Copyright 1992 by the University of North Carolina Press

A Prize-Winning Book

  Jamestown Prize (1990)
  John H. Dunning Prize, American Historical Association (1993)
  Choice Outstanding Academic Title (1993)

Visit the University of North Carolina Press web page for this book.

This detailed and nuanced account represents the most exciting of historical endeavors. Studying at once the establishment of European empires and the economics of everyday life, Usner delineates with insight and sympathy a common world of African slaves, Indian peoples, and European immigrants in the lower Mississippi valley.

--Richard White
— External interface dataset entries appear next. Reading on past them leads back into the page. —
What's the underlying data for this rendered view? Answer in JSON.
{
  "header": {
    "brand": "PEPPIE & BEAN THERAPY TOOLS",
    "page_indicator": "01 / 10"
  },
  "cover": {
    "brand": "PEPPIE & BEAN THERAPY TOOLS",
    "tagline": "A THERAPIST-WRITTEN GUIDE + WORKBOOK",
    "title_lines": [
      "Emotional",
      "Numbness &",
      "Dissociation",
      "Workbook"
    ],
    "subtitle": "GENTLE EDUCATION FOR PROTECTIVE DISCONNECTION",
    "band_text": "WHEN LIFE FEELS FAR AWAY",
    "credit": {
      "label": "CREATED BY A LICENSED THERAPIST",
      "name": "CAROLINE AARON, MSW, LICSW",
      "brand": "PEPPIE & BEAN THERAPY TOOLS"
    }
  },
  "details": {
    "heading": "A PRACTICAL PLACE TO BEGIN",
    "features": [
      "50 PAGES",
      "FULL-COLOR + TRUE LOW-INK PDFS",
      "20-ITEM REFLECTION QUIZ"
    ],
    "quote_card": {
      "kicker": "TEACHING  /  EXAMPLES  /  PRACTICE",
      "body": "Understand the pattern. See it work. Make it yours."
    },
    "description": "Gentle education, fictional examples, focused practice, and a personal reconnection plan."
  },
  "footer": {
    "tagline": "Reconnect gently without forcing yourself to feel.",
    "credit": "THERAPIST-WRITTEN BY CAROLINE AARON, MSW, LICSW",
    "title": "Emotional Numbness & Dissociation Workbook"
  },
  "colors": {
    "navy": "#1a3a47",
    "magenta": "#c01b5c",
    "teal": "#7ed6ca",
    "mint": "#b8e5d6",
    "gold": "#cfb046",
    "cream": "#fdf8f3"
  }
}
Usner’s pathbreaking study is far more than a social and economic history of early Louisiana, for it also explains how different peoples there interacted and how colonial regions develop a complex, distinctive style of life of their own. . . . Usner has rescued a neglected but crucially important sector of American colonial history—that of French Louisiana before 1783—and made it a part of the mainstream narrative.

--Howard R. Lamar

The book is most interesting in its discussion of how Indians, Africans, and Europeans all contributed knowledge and skills to a common economic community.

--Journal of Social History

Breaks new ground, not only in Louisiana or Mississippi Valley history, but in the evolution of interdisciplinary historical research and writing. Usner skillfully blends perspectives from social history, ethnohistory, environmental history, and the new military history, as well as economics, geography, and other traditional disciplines into a study that will influence the field for many years to come.

--Louisiana History